The Kirk family's son, Tanner, survived an attempted suicide -- but not without lifelong injuries. Tanner suffers from a condition called dystonia.
Tanner was 13 when he tried to hang himself. His family says he was an active kid who liked to play sports and did well in school. Tanner says he does not remember why he wanted to die, while his mother says she does not understand what went wrong.
"I didn't see the signs of depression and it wasn't like I was naive," said Tanner's mother Shelsee Kirk.
After two years, Tanner is still learning to deal with dystonia, a neurological disorder that has made him dependent on a wheelchair and needing a device to vocalize for him. The most basic of tasks are a challenge for him.
"My body has become a dark and lonely prison when I go out in the world," said Tanner. "I don't want anyone to make the same mistake I made."
His life has changed drastically, but Shelsee says they are lucky to have him alive.
"As hard as we have it, we're the lucky family. We didn't lose Tanner. I can still hug him at night," says Shelsee.

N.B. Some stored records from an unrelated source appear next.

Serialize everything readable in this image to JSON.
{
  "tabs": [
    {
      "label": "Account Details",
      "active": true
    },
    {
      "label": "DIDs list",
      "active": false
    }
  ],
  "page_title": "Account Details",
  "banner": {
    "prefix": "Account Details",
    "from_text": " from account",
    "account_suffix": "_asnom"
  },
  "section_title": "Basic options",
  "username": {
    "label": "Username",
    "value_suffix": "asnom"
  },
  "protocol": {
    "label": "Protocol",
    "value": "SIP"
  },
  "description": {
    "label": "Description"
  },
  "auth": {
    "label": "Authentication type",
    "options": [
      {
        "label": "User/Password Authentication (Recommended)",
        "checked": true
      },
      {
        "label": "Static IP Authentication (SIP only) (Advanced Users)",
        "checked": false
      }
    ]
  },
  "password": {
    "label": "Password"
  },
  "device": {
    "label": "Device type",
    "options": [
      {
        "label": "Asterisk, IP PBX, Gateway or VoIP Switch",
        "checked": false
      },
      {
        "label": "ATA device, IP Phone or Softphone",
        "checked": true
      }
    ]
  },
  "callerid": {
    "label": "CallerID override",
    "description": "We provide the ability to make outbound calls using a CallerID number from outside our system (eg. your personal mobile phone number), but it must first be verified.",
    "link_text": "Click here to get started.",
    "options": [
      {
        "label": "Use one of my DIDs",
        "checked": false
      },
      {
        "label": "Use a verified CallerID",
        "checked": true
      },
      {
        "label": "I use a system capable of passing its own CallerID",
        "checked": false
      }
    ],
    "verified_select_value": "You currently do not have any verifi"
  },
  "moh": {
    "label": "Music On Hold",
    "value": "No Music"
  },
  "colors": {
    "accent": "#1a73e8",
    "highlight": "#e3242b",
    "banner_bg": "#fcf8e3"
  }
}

But many Utah families affected by teen suicide are forever at a loss, including Aleicia and Darren Lewis. They lost their son Justin to suicide back in 2009.
"It's hard. Every day is a struggle," says Aleicia.
The Cyprus High student was the captain of his school's football team, but the 18-year-old injured himself on the field his senior year and couldn't play for weeks.
His parents call it the perfect storm. Justin skipped school and they caught him drinking, so he was punished and was not allowed to go a World Series party with them.
Justin was upset, and after an argument with his girlfriend, coupled with his disappointed parents, he threatened to kill himself.
Alecia and Darren rushed home to check on their son.
"When we pulled up to the house, he was looking out the office window. And as a parent you take that deep breath that he's OK," said Darren.
But Darren was not OK. When they entered the home he shot himself in the heart.
The Lewis family still do not understand why their son wanted to die.
"I was angry at him. I was upset that he would even think that because that wasn't Justin," said Darren.
Justin’s parents take part in an annual fundraiser with the Fallen Brothers Foundation to raise awareness about suicide. Justin's name is now listed under "Loved Ones Lost."
Every day since Justin’s death, his parents have made it their mission to talk to teens about suicide. They say it is a subject that is often considered taboo to speak about. But with Utah having one of the highest rates of teen suicide in the country, they say it is time to discuss and educate people about the subject.
See more about suicide prevention in “Preventing Teen Suicide” from part two of this report: